[Exercise data Boundary: Start]

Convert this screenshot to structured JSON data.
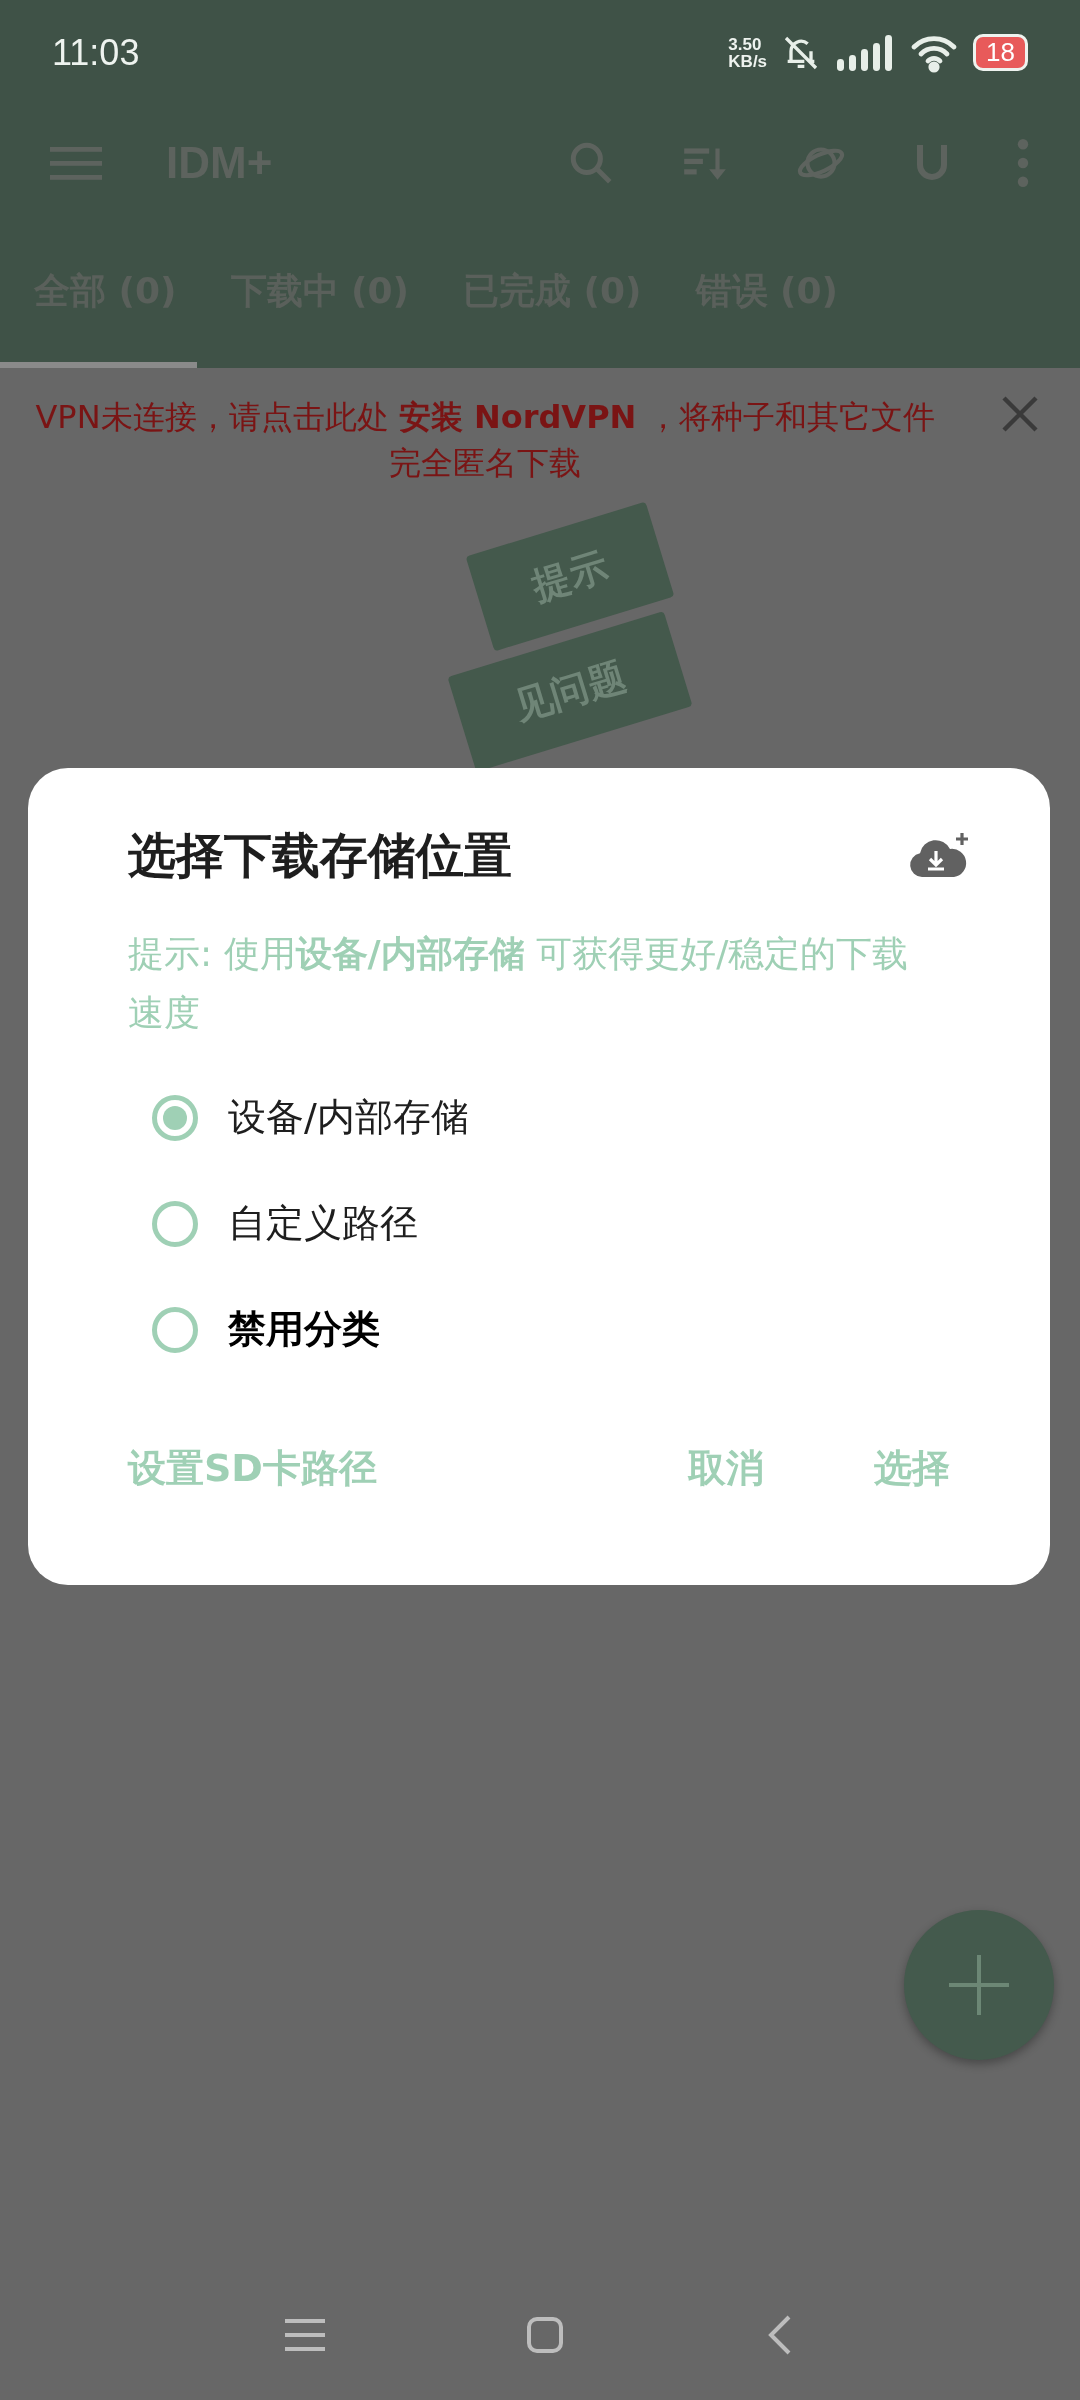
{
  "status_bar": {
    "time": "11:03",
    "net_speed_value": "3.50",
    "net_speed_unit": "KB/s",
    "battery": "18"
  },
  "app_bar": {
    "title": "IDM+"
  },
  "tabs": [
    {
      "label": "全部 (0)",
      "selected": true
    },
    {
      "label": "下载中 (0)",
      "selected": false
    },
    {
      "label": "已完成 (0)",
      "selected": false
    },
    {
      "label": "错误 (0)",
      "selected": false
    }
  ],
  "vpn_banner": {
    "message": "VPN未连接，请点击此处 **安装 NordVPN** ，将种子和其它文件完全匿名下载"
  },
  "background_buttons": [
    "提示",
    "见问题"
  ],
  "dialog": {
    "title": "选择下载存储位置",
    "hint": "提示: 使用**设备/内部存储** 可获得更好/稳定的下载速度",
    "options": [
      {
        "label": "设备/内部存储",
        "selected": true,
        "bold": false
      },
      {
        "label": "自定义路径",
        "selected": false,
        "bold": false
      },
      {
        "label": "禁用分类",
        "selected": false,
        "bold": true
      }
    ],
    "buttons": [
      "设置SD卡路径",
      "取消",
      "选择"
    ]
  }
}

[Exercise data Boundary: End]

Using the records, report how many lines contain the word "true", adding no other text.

3